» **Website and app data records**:

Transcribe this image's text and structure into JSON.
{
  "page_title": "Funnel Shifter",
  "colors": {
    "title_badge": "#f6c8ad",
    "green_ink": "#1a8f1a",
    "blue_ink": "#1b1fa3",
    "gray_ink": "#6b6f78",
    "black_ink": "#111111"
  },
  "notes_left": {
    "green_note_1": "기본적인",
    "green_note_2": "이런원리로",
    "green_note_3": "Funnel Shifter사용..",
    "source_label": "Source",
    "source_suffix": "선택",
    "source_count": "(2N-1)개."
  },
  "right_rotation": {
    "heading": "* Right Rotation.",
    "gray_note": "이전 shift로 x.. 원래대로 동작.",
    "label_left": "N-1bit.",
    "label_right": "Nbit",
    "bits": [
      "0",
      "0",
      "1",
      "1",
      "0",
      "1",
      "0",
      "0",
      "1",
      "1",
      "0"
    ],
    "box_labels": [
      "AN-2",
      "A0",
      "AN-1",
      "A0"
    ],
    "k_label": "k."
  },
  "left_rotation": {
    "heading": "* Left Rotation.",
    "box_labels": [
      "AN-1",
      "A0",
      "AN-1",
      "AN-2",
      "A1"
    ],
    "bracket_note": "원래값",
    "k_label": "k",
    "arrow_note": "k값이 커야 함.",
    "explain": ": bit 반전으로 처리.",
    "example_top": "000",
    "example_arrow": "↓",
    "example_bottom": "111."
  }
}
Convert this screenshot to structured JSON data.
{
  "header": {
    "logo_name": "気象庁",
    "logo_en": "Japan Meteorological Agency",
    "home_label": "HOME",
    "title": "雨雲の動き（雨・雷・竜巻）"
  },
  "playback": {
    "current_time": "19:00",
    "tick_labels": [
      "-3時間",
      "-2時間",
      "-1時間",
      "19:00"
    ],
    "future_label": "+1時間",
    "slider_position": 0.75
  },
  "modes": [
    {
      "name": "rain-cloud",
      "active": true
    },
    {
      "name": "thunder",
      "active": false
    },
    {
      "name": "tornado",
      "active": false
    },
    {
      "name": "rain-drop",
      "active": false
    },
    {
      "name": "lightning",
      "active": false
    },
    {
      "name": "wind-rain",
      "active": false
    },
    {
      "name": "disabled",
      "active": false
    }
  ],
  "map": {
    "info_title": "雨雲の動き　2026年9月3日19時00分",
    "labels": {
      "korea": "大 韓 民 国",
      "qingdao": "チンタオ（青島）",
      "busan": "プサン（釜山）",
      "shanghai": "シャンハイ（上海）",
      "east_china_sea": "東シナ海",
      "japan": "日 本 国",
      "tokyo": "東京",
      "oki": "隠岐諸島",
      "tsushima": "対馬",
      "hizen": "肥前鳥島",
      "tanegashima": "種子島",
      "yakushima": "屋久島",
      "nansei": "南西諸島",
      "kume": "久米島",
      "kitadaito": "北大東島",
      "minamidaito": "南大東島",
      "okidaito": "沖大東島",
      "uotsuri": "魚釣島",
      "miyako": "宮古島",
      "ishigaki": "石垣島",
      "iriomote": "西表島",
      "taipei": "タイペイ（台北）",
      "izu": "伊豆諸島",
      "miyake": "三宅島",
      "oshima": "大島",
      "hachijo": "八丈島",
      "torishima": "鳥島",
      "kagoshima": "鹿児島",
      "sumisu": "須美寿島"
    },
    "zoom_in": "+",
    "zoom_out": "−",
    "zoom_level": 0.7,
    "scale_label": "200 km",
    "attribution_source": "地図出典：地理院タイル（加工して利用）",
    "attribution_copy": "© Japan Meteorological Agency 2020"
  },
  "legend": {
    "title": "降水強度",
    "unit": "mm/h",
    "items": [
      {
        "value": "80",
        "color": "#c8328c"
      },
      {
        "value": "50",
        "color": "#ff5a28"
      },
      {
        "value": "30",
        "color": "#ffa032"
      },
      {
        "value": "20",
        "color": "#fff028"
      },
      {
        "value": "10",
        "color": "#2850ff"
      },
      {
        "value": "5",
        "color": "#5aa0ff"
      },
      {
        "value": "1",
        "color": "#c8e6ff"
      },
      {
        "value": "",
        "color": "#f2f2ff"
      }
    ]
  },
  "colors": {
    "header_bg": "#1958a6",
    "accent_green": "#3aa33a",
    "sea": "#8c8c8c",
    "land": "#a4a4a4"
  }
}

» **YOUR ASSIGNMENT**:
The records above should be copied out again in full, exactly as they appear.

» **EXERCISE ANSWER**:
Transcribe this image's text and structure into JSON.
{
  "page_title": "Funnel Shifter",
  "colors": {
    "title_badge": "#f6c8ad",
    "green_ink": "#1a8f1a",
    "blue_ink": "#1b1fa3",
    "gray_ink": "#6b6f78",
    "black_ink": "#111111"
  },
  "notes_left": {
    "green_note_1": "기본적인",
    "green_note_2": "이런원리로",
    "green_note_3": "Funnel Shifter사용..",
    "source_label": "Source",
    "source_suffix": "선택",
    "source_count": "(2N-1)개."
  },
  "right_rotation": {
    "heading": "* Right Rotation.",
    "gray_note": "이전 shift로 x.. 원래대로 동작.",
    "label_left": "N-1bit.",
    "label_right": "Nbit",
    "bits": [
      "0",
      "0",
      "1",
      "1",
      "0",
      "1",
      "0",
      "0",
      "1",
      "1",
      "0"
    ],
    "box_labels": [
      "AN-2",
      "A0",
      "AN-1",
      "A0"
    ],
    "k_label": "k."
  },
  "left_rotation": {
    "heading": "* Left Rotation.",
    "box_labels": [
      "AN-1",
      "A0",
      "AN-1",
      "AN-2",
      "A1"
    ],
    "bracket_note": "원래값",
    "k_label": "k",
    "arrow_note": "k값이 커야 함.",
    "explain": ": bit 반전으로 처리.",
    "example_top": "000",
    "example_arrow": "↓",
    "example_bottom": "111."
  }
}
Convert this screenshot to structured JSON data.
{
  "header": {
    "logo_name": "気象庁",
    "logo_en": "Japan Meteorological Agency",
    "home_label": "HOME",
    "title": "雨雲の動き（雨・雷・竜巻）"
  },
  "playback": {
    "current_time": "19:00",
    "tick_labels": [
      "-3時間",
      "-2時間",
      "-1時間",
      "19:00"
    ],
    "future_label": "+1時間",
    "slider_position": 0.75
  },
  "modes": [
    {
      "name": "rain-cloud",
      "active": true
    },
    {
      "name": "thunder",
      "active": false
    },
    {
      "name": "tornado",
      "active": false
    },
    {
      "name": "rain-drop",
      "active": false
    },
    {
      "name": "lightning",
      "active": false
    },
    {
      "name": "wind-rain",
      "active": false
    },
    {
      "name": "disabled",
      "active": false
    }
  ],
  "map": {
    "info_title": "雨雲の動き　2026年9月3日19時00分",
    "labels": {
      "korea": "大 韓 民 国",
      "qingdao": "チンタオ（青島）",
      "busan": "プサン（釜山）",
      "shanghai": "シャンハイ（上海）",
      "east_china_sea": "東シナ海",
      "japan": "日 本 国",
      "tokyo": "東京",
      "oki": "隠岐諸島",
      "tsushima": "対馬",
      "hizen": "肥前鳥島",
      "tanegashima": "種子島",
      "yakushima": "屋久島",
      "nansei": "南西諸島",
      "kume": "久米島",
      "kitadaito": "北大東島",
      "minamidaito": "南大東島",
      "okidaito": "沖大東島",
      "uotsuri": "魚釣島",
      "miyako": "宮古島",
      "ishigaki": "石垣島",
      "iriomote": "西表島",
      "taipei": "タイペイ（台北）",
      "izu": "伊豆諸島",
      "miyake": "三宅島",
      "oshima": "大島",
      "hachijo": "八丈島",
      "torishima": "鳥島",
      "kagoshima": "鹿児島",
      "sumisu": "須美寿島"
    },
    "zoom_in": "+",
    "zoom_out": "−",
    "zoom_level": 0.7,
    "scale_label": "200 km",
    "attribution_source": "地図出典：地理院タイル（加工して利用）",
    "attribution_copy": "© Japan Meteorological Agency 2020"
  },
  "legend": {
    "title": "降水強度",
    "unit": "mm/h",
    "items": [
      {
        "value": "80",
        "color": "#c8328c"
      },
      {
        "value": "50",
        "color": "#ff5a28"
      },
      {
        "value": "30",
        "color": "#ffa032"
      },
      {
        "value": "20",
        "color": "#fff028"
      },
      {
        "value": "10",
        "color": "#2850ff"
      },
      {
        "value": "5",
        "color": "#5aa0ff"
      },
      {
        "value": "1",
        "color": "#c8e6ff"
      },
      {
        "value": "",
        "color": "#f2f2ff"
      }
    ]
  },
  "colors": {
    "header_bg": "#1958a6",
    "accent_green": "#3aa33a",
    "sea": "#8c8c8c",
    "land": "#a4a4a4"
  }
}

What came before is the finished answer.